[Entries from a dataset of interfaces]
========================================

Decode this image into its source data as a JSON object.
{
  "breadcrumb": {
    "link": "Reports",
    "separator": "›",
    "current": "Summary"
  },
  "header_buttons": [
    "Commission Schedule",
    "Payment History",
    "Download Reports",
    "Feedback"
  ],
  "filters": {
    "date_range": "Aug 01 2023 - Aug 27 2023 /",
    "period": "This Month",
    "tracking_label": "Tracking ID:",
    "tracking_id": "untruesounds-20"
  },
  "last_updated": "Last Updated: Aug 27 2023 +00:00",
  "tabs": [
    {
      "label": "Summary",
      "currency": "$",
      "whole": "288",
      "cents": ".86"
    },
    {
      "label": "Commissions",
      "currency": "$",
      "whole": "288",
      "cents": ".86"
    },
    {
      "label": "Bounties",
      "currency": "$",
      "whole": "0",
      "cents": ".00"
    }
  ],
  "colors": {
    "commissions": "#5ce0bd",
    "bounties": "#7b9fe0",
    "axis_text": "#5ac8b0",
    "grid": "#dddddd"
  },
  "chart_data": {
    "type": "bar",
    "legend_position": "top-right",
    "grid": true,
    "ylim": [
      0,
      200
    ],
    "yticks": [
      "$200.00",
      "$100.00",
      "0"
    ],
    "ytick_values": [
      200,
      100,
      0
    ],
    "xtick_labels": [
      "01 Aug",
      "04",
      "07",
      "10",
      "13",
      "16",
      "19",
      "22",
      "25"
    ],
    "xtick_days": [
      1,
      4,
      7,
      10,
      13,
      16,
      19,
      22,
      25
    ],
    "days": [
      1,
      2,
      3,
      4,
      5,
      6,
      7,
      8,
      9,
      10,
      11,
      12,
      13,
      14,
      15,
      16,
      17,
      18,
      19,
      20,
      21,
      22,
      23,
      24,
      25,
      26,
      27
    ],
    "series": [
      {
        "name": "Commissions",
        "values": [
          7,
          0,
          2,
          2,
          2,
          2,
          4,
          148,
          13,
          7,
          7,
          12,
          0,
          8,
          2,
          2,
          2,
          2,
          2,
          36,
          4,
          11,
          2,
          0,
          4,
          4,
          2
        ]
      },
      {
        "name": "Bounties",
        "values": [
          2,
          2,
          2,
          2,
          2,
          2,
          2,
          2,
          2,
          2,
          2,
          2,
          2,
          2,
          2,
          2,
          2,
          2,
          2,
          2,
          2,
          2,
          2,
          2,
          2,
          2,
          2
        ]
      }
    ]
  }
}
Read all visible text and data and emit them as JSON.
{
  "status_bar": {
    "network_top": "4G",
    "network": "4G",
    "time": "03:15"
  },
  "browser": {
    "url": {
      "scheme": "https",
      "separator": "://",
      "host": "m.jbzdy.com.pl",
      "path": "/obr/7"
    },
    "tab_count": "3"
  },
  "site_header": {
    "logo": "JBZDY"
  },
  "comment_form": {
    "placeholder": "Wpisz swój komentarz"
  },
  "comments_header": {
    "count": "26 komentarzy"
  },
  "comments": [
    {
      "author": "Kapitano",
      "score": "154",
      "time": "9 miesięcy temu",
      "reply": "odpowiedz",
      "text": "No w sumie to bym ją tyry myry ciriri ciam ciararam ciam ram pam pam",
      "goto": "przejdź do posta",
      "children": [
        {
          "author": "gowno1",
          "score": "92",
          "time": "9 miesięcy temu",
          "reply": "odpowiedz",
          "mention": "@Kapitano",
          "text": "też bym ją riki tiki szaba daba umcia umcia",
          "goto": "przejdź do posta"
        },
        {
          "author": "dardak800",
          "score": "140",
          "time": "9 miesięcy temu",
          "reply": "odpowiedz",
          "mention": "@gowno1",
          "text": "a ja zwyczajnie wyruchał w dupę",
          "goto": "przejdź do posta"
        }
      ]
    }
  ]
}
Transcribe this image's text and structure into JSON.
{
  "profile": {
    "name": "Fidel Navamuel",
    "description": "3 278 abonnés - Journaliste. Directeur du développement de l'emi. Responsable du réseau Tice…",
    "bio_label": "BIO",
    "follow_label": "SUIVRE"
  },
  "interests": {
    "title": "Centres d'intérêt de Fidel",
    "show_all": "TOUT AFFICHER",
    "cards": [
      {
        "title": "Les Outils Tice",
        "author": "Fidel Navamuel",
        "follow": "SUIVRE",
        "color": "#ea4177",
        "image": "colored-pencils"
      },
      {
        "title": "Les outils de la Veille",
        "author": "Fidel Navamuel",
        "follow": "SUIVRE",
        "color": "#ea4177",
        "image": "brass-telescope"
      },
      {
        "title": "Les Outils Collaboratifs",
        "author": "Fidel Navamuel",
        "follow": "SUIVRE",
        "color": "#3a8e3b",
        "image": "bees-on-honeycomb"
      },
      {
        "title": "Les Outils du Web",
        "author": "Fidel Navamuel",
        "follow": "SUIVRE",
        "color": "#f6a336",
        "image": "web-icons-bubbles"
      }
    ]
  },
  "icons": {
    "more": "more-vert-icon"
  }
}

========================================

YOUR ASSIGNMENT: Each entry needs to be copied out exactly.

ANSWER SPACE:
Decode this image into its source data as a JSON object.
{
  "breadcrumb": {
    "link": "Reports",
    "separator": "›",
    "current": "Summary"
  },
  "header_buttons": [
    "Commission Schedule",
    "Payment History",
    "Download Reports",
    "Feedback"
  ],
  "filters": {
    "date_range": "Aug 01 2023 - Aug 27 2023 /",
    "period": "This Month",
    "tracking_label": "Tracking ID:",
    "tracking_id": "untruesounds-20"
  },
  "last_updated": "Last Updated: Aug 27 2023 +00:00",
  "tabs": [
    {
      "label": "Summary",
      "currency": "$",
      "whole": "288",
      "cents": ".86"
    },
    {
      "label": "Commissions",
      "currency": "$",
      "whole": "288",
      "cents": ".86"
    },
    {
      "label": "Bounties",
      "currency": "$",
      "whole": "0",
      "cents": ".00"
    }
  ],
  "colors": {
    "commissions": "#5ce0bd",
    "bounties": "#7b9fe0",
    "axis_text": "#5ac8b0",
    "grid": "#dddddd"
  },
  "chart_data": {
    "type": "bar",
    "legend_position": "top-right",
    "grid": true,
    "ylim": [
      0,
      200
    ],
    "yticks": [
      "$200.00",
      "$100.00",
      "0"
    ],
    "ytick_values": [
      200,
      100,
      0
    ],
    "xtick_labels": [
      "01 Aug",
      "04",
      "07",
      "10",
      "13",
      "16",
      "19",
      "22",
      "25"
    ],
    "xtick_days": [
      1,
      4,
      7,
      10,
      13,
      16,
      19,
      22,
      25
    ],
    "days": [
      1,
      2,
      3,
      4,
      5,
      6,
      7,
      8,
      9,
      10,
      11,
      12,
      13,
      14,
      15,
      16,
      17,
      18,
      19,
      20,
      21,
      22,
      23,
      24,
      25,
      26,
      27
    ],
    "series": [
      {
        "name": "Commissions",
        "values": [
          7,
          0,
          2,
          2,
          2,
          2,
          4,
          148,
          13,
          7,
          7,
          12,
          0,
          8,
          2,
          2,
          2,
          2,
          2,
          36,
          4,
          11,
          2,
          0,
          4,
          4,
          2
        ]
      },
      {
        "name": "Bounties",
        "values": [
          2,
          2,
          2,
          2,
          2,
          2,
          2,
          2,
          2,
          2,
          2,
          2,
          2,
          2,
          2,
          2,
          2,
          2,
          2,
          2,
          2,
          2,
          2,
          2,
          2,
          2,
          2
        ]
      }
    ]
  }
}
Read all visible text and data and emit them as JSON.
{
  "status_bar": {
    "network_top": "4G",
    "network": "4G",
    "time": "03:15"
  },
  "browser": {
    "url": {
      "scheme": "https",
      "separator": "://",
      "host": "m.jbzdy.com.pl",
      "path": "/obr/7"
    },
    "tab_count": "3"
  },
  "site_header": {
    "logo": "JBZDY"
  },
  "comment_form": {
    "placeholder": "Wpisz swój komentarz"
  },
  "comments_header": {
    "count": "26 komentarzy"
  },
  "comments": [
    {
      "author": "Kapitano",
      "score": "154",
      "time": "9 miesięcy temu",
      "reply": "odpowiedz",
      "text": "No w sumie to bym ją tyry myry ciriri ciam ciararam ciam ram pam pam",
      "goto": "przejdź do posta",
      "children": [
        {
          "author": "gowno1",
          "score": "92",
          "time": "9 miesięcy temu",
          "reply": "odpowiedz",
          "mention": "@Kapitano",
          "text": "też bym ją riki tiki szaba daba umcia umcia",
          "goto": "przejdź do posta"
        },
        {
          "author": "dardak800",
          "score": "140",
          "time": "9 miesięcy temu",
          "reply": "odpowiedz",
          "mention": "@gowno1",
          "text": "a ja zwyczajnie wyruchał w dupę",
          "goto": "przejdź do posta"
        }
      ]
    }
  ]
}
Transcribe this image's text and structure into JSON.
{
  "profile": {
    "name": "Fidel Navamuel",
    "description": "3 278 abonnés - Journaliste. Directeur du développement de l'emi. Responsable du réseau Tice…",
    "bio_label": "BIO",
    "follow_label": "SUIVRE"
  },
  "interests": {
    "title": "Centres d'intérêt de Fidel",
    "show_all": "TOUT AFFICHER",
    "cards": [
      {
        "title": "Les Outils Tice",
        "author": "Fidel Navamuel",
        "follow": "SUIVRE",
        "color": "#ea4177",
        "image": "colored-pencils"
      },
      {
        "title": "Les outils de la Veille",
        "author": "Fidel Navamuel",
        "follow": "SUIVRE",
        "color": "#ea4177",
        "image": "brass-telescope"
      },
      {
        "title": "Les Outils Collaboratifs",
        "author": "Fidel Navamuel",
        "follow": "SUIVRE",
        "color": "#3a8e3b",
        "image": "bees-on-honeycomb"
      },
      {
        "title": "Les Outils du Web",
        "author": "Fidel Navamuel",
        "follow": "SUIVRE",
        "color": "#f6a336",
        "image": "web-icons-bubbles"
      }
    ]
  },
  "icons": {
    "more": "more-vert-icon"
  }
}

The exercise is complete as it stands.